Stainless steel is a versatile and indispensable material in shipbuilding due to its unique combination of properties. It is an alloy primarily composed of iron, chromium, and varying amounts of other elements such as nickel, molybdenum, and titanium. The presence of chromium in stainless steel forms a protective oxide layer on the surface, known as the passive layer, which grants the material its exceptional corrosion resistance.
The process of incorporating stainless steel into ship construction begins during the design phase. Shipyard engineers collaborate with naval architects and marine engineers to determine the specific requirements for the stainless steel components. They consider factors such as the ship's intended use, the environment it will operate in (seawater, chemicals, extreme temperatures), and the loads the components will bear. Based on these specifications, they create detailed drawings and plans for the stainless steel elements.
Choosing the appropriate grade of stainless steel is crucial to ensure its performance in the intended environment. The engineers consider factors such as the level of corrosiveness, the presence of chlorides, and the likelihood of mechanical wear. Commonly used stainless steel grades in shipbuilding include austenitic stainless steels like 304 and 316, which offer excellent corrosion resistance and good weldability. For applications requiring higher strength, duplex stainless steels like 2205 may be utilized, while super duplex stainless steels like 2507 are preferred for extreme environments.
Once the design phase is completed, the fabrication process commences. This involves cutting stainless steel sheets and plates into the required shapes and sizes. Modern shipyards employ advanced CNC (Computer Numerical Control) machinery for precise cutting, drilling, and milling operations. In some cases, laser cutting or waterjet cutting may be employed for intricate shapes.
Forming and Bending:
To create the desired contours, stainless steel plates and sheets undergo forming and bending processes. Various techniques, such as press braking, rolling, and stretch forming, are utilized to achieve the required shapes while maintaining the material's integrity.
Welding and Joining:
Welding is a fundamental process in stainless steel works. Skilled welders use various techniques, including Tungsten Inert Gas (TIG) welding, Metal Inert Gas (MIG) welding, and Shielded Metal Arc Welding (SMAW). Welders with specific certifications in stainless steel welding are preferred to ensure the highest quality of joints.
Special attention is given to preventing corrosion in welded joints. Proper surface preparation, the use of suitable filler materials (often matching the grade of the base metal), and maintaining adequate shielding during welding are essential to avoid introducing defects that could compromise the passive layer.
Non-Destructive Testing (NDT):
Assembled stainless steel components undergo rigorous testing to ensure their integrity. Non-destructive testing (NDT) techniques like ultrasonic testing, magnetic particle inspection, liquid penetrant testing, and radiographic examination are employed to detect any potential defects or flaws that could lead to future corrosion or structural issues.
In shipbuilding, stainless steel surfaces are often passivated to enhance the natural corrosion resistance of the material. Passivation is a chemical process that removes contaminants from the surface and promotes the formation of the passive oxide layer.

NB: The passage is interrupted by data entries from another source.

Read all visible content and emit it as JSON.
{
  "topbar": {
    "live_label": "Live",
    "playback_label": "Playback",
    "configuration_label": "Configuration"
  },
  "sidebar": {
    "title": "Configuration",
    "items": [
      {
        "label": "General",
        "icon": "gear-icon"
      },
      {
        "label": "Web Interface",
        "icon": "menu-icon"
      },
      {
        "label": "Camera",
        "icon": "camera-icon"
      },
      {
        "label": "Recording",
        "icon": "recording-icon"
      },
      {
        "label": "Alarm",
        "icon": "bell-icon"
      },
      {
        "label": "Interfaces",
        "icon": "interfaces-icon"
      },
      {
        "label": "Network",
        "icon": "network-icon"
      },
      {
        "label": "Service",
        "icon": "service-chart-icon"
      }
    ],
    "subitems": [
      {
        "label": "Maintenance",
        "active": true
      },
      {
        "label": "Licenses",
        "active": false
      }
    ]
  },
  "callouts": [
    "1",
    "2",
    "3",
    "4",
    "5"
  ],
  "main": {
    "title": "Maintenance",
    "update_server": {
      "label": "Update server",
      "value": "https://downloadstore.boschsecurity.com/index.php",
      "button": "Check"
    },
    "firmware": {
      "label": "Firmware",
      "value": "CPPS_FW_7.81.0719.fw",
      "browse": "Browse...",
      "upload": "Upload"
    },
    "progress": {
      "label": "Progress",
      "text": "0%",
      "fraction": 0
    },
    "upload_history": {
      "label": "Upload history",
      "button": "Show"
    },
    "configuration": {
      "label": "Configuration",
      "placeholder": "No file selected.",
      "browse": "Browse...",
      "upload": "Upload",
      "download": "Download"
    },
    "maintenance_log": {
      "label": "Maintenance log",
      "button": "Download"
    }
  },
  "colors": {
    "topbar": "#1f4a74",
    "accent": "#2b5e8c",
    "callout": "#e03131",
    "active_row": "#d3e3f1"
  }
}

After fabrication and testing, the stainless steel components are installed on the ship following the shipyard's plans and specifications. Experienced workers ensure that the components fit precisely and are securely attached to the structure. Attention is paid to sealing joints to prevent water ingress and subsequent corrosion.
Once the ship is in service, ongoing maintenance is vital to ensure the longevity of stainless steel components. Regular inspections, cleaning, and repairs are conducted to address any signs of corrosion or wear. When necessary, surface treatments, such as re-passivation or protective coatings, are applied to maintain the material's corrosion-resistant properties.
In conclusion, stainless steel works in shipyards encompass a comprehensive and meticulous process from design to installation. The careful selection of materials, skilled fabrication and welding, stringent quality control, and ongoing maintenance are crucial to ensure that stainless steel components meet the highest standards of performance and reliability in the demanding marine environment.